### Exercise materials ###
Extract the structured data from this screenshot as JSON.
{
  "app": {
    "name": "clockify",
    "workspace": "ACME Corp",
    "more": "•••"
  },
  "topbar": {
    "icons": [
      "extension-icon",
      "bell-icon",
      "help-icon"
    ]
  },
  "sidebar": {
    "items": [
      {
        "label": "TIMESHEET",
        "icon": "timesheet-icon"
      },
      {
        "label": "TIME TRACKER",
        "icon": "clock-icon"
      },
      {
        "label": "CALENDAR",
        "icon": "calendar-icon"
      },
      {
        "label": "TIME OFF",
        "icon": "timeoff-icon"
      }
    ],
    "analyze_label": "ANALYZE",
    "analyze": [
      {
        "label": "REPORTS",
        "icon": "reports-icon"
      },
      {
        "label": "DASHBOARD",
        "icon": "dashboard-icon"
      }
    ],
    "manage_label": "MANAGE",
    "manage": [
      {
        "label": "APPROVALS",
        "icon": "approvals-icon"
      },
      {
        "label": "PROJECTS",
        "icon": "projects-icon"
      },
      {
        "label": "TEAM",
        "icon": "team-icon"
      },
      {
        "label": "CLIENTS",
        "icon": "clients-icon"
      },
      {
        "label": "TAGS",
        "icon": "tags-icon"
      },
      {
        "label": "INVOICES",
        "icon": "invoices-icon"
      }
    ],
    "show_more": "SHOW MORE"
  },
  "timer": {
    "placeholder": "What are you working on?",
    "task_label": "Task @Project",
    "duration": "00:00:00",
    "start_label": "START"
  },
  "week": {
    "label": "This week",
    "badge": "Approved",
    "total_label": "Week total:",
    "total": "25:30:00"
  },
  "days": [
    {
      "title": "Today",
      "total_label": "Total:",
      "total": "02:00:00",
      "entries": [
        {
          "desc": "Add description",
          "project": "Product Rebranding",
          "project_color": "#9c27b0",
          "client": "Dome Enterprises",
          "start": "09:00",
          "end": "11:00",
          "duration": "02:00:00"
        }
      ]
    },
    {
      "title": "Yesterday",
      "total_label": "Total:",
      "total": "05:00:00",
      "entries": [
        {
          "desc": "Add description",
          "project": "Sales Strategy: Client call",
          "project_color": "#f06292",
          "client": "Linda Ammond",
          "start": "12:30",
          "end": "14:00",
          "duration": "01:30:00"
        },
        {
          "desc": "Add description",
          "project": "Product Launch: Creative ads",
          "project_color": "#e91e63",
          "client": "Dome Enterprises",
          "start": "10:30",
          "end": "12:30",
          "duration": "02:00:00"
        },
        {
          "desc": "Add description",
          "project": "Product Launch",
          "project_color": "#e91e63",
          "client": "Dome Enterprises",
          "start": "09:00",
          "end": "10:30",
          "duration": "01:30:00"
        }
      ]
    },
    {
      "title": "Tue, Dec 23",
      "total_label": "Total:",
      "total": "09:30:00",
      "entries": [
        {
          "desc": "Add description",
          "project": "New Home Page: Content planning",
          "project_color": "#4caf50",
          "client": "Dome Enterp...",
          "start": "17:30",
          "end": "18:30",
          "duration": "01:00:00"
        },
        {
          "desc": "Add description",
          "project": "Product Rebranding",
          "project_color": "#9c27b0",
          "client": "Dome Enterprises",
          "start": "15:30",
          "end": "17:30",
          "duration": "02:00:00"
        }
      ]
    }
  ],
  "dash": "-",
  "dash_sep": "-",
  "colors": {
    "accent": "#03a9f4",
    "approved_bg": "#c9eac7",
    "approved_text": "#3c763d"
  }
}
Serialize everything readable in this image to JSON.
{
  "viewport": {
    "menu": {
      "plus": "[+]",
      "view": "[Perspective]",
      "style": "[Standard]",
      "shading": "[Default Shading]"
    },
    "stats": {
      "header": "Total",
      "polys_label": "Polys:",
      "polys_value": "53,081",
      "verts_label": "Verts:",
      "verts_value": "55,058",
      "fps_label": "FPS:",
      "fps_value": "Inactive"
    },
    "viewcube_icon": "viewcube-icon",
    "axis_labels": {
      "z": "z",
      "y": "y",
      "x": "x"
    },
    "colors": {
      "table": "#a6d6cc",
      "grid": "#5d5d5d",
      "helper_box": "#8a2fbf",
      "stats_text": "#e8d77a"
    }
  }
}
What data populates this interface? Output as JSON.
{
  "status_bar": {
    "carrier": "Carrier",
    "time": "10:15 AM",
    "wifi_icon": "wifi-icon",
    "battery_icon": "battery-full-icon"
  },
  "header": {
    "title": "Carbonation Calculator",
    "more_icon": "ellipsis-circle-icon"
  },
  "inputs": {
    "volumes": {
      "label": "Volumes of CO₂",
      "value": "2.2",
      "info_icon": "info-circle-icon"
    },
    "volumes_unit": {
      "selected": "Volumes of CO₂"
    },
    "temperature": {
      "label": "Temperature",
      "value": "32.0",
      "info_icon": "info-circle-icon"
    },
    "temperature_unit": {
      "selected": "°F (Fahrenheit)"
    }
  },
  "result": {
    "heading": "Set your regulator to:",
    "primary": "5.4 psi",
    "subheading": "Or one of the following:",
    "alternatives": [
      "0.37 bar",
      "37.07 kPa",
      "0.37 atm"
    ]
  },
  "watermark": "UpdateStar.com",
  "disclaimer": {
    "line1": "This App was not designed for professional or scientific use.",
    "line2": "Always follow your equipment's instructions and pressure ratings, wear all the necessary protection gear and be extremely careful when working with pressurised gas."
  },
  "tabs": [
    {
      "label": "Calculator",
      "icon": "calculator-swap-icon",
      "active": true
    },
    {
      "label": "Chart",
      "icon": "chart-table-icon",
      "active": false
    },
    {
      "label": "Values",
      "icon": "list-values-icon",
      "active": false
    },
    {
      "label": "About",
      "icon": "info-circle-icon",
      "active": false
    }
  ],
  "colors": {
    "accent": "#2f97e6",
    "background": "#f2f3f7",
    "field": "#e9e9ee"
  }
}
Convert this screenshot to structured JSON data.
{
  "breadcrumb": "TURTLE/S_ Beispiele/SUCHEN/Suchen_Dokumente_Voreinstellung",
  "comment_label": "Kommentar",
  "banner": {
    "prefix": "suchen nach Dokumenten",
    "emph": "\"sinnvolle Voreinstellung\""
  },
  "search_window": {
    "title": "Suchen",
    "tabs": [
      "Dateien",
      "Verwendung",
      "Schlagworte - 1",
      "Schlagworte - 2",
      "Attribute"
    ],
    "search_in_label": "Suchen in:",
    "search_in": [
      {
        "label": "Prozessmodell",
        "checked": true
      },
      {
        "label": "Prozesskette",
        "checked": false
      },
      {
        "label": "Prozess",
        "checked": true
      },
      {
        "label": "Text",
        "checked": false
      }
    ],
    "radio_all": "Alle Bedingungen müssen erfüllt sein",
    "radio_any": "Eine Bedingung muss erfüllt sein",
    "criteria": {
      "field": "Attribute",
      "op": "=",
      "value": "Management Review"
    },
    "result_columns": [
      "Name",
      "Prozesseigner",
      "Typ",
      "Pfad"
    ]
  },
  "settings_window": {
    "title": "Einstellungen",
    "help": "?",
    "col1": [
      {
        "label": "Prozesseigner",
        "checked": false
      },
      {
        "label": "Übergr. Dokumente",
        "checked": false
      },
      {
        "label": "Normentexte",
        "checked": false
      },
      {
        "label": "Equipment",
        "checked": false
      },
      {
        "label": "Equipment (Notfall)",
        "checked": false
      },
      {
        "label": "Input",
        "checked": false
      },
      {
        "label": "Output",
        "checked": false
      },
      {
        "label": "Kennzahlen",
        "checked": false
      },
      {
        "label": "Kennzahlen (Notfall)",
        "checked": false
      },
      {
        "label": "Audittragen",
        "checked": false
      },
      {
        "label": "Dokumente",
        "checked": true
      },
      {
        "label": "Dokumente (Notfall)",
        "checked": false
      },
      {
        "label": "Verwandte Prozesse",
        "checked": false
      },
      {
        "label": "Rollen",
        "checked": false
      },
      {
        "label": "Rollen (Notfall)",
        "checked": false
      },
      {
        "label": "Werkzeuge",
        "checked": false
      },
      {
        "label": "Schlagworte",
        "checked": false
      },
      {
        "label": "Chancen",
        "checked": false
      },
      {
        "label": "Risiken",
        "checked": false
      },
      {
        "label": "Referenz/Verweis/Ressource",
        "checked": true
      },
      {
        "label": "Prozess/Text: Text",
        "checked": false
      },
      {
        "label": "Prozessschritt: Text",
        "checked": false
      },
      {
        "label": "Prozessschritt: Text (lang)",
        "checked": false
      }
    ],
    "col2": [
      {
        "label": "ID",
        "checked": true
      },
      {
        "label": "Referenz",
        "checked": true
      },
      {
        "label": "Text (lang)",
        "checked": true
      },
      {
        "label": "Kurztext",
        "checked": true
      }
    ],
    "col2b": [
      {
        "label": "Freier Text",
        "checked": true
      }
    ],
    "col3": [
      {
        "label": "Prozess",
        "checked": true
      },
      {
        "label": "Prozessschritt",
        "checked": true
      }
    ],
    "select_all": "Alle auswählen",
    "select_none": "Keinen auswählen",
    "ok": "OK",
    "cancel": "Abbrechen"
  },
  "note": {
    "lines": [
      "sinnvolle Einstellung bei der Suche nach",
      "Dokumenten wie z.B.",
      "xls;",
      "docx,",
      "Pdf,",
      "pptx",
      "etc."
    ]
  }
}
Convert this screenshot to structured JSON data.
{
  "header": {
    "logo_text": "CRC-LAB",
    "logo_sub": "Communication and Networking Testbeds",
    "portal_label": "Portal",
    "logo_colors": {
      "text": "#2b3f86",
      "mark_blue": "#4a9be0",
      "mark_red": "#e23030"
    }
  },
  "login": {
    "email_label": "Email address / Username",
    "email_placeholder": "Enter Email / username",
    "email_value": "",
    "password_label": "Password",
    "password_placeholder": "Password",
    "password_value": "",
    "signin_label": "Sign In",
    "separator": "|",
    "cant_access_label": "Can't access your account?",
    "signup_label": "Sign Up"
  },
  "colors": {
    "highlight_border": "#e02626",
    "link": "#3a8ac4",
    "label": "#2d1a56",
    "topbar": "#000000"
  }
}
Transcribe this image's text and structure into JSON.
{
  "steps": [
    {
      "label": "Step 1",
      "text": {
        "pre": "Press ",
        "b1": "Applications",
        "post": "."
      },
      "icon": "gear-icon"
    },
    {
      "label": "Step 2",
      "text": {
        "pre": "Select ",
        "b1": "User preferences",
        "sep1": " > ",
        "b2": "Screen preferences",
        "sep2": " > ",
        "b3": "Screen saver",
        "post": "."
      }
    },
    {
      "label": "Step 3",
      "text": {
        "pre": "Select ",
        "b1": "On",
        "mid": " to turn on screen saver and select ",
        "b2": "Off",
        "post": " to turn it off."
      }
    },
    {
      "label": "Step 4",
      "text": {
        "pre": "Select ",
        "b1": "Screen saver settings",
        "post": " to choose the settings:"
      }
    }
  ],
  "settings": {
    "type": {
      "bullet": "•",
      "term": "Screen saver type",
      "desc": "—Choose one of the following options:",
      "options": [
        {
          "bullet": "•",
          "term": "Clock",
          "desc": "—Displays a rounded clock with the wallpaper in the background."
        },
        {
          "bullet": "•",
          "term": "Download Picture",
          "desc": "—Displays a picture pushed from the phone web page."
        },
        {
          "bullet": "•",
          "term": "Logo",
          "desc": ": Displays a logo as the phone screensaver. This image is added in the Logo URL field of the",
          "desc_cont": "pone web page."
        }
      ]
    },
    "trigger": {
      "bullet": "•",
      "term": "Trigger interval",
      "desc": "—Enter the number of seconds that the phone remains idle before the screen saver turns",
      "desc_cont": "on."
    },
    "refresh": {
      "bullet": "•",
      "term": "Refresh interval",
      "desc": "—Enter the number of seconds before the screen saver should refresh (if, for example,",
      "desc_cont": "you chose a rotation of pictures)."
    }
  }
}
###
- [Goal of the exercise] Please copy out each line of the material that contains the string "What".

- [Response to this exercise]
    "placeholder": "What are you working on?",
What data populates this interface? Output as JSON.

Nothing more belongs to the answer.